Bishop Briggs fell in love with performing through karaoke.
While growing up in Tokyo with her native Scottish parents, Briggs (born Sarah McLaughlin), frequented the city’s karaoke bars, showcasing her love for the sounds of Motown, the Beatles and other classic pop music.
After graduating from high school in Hong Kong, she moved to Los Angeles and started performing her own songs in clubs, which is how she was discovered by a record-label representative.
In 2015, after changing her name to Bishop Briggs (the town in Scotland where her parents were born), she released her first single, “Wild Horses,” which was later included in an automobile commercial.
Sign Up and Save
Get six months of free digital access to The Kansas City Star
On April 20, Briggs released her debut full-length, “Church of Scars,” a collection of indie-pop-rock songs. She will perform many of its songs at the Truman in downtown Kansas City on May 10.

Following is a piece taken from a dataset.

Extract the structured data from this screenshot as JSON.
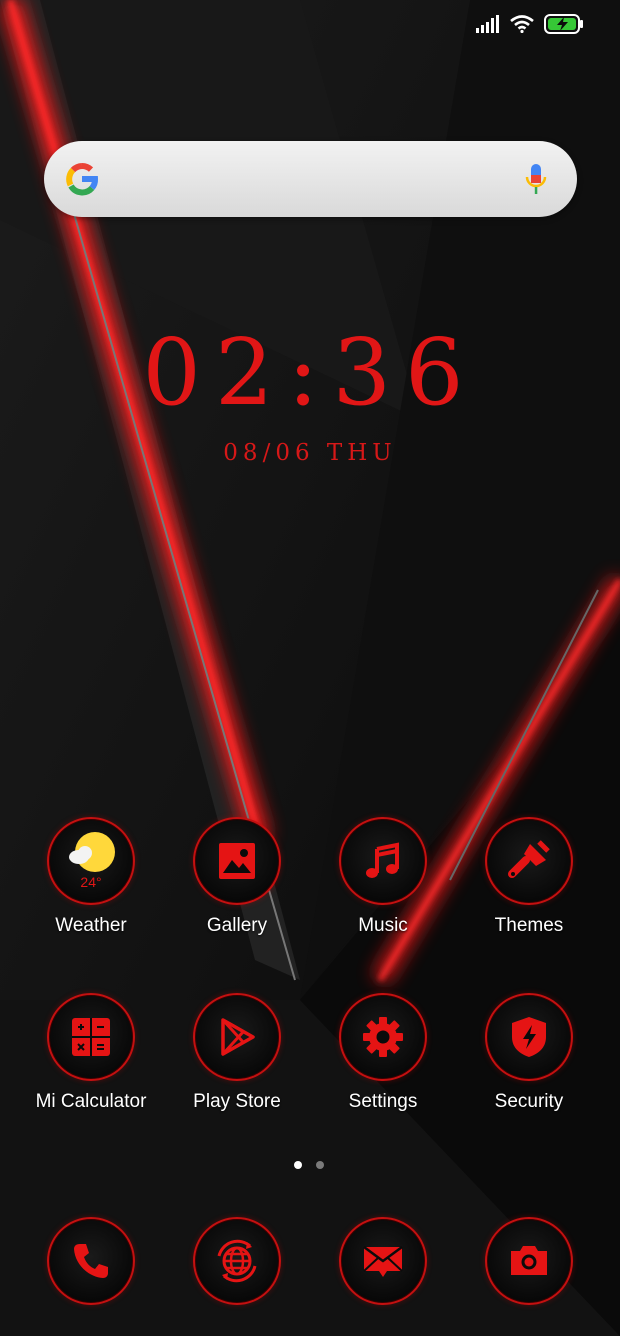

Briggs talked to The Star recently about making that album and about her recent appearance on “American Idol” as a mentor.
Q: The album comes out Friday. What about the recording excites you the most?
A: I’m more nervous than excited. It has been such a long time coming for me mentally. Whenever you put out something that is completely you or reveals a certain part of your life or your mindset, it’s always a bit scary. But I’m really proud of the album.
Q: Talk about the recording process. What did you discover or learn while making the album?
A: It was a long process. The album really started two and a half years ago.
The biggest thing I learned was how important it is to be direct with your lyrics and not hide behind poetry or metaphors and sometimes it’s OK to be direct.
One of the tracks on there is called “Water.” It was produced by John Hill. It’s a song that means so much to me. It was the last addition to the album; I wrote it a couple of months ago, actually. It’s the track that gives a clue to the kind of music I’ll be coming out with next and what’s been happening in my life.
Q: How much influence did you have over the sound of the album?
A: I think that’s what I really liked about this whole thing from the beginning.
The producers I worked with — we all had our different backgrounds. Mine was Hozier, Alabama Shakes, the Black Keys, Janis Joplin, the Beatles, the Motown world, Otis Redding, Etta James. I knew I wanted all that mixed with lyrics straight from my diary. And melodies that lent themselves to my roots, which include a brief stint in a gospel choir.
So that was the dream: creating a sound that combined everything that made me fall in love with music.
Q: Were you at all surprised with how it turned out?
A: You really live with these songs. You’re listening to them over and over and over. I think the thing that was new for me was listening to them in order, start to finish, and hearing this journey of what’s been happening.
There are songs on this album like “River” and “Wild Horses” that were the first two songs I ever released. So to have them in a body of work among songs like “Lyin’” and “Water” is really exciting and makes me feel like I’ve grown as a writer.
Q: This is your first headlining tour. You will be at the Truman here in Kansas City on May 10. What can people expect to see?
A: My shows are always very high-energy. Lots of sweat. Something I’ll bring to this tour that I haven’t necessarily brought to other tours is I’ll really be letting people in on my process and mindset and having moments in the show that will have people walk away and want to write or create themselves. The hope with all my shows is people will lose themselves the same way I lose myself on stage.
Q: A couple years ago you opened several shows for Coldplay on their arena tour. What did that experience teach you?
A: That was so insane. It was such a big opportunity that I almost couldn’t be nervous because it's so overwhelming. I learned how important the live show is and how important it is to give it your all every night. And keep it fresh every night. Every night was different and had something special that felt real.
The other thing I learned that I really want is good catering like them someday. It was like old-school British food mixed with vegan treats. I gained so much weight and I was really happy at that time.
Q: You were recently a mentor on “American Idol.” What was that experience like?
A: That was so surreal to be asked. I was standing there among other mentors and artists I respect so much. I just decided to embrace the experience.
Q: What advice did you give the contestants you mentored?
A: The advice I would give to anyone: to play as many shows as you can, to write all the time and have standards. Those are the road rules I followed.
Q: On "Idol," you sang the INXS song “Never Tear Us Apart." Your cover of that was also part of the “Fifty Shades Freed” soundtrack. How did that song come to you?
A: I’d had it in my back pocket. I don’t know how that placement happened but I’m truly thankful for the experience and to be part of something that really is a pinnacle thing in our culture, a phenomenon if you will — even just the book.
My favorite part of doing the cover was to maintain the spirit of INXS while adding the things that make me feel like myself.
If you go
Bishop Briggs performs May 10 at the Truman, 601 E. Truman Road. Matt Maeson opens at 8 p.m. Tickets to the all-ages show are $23 to $73. www.thetrumankc.com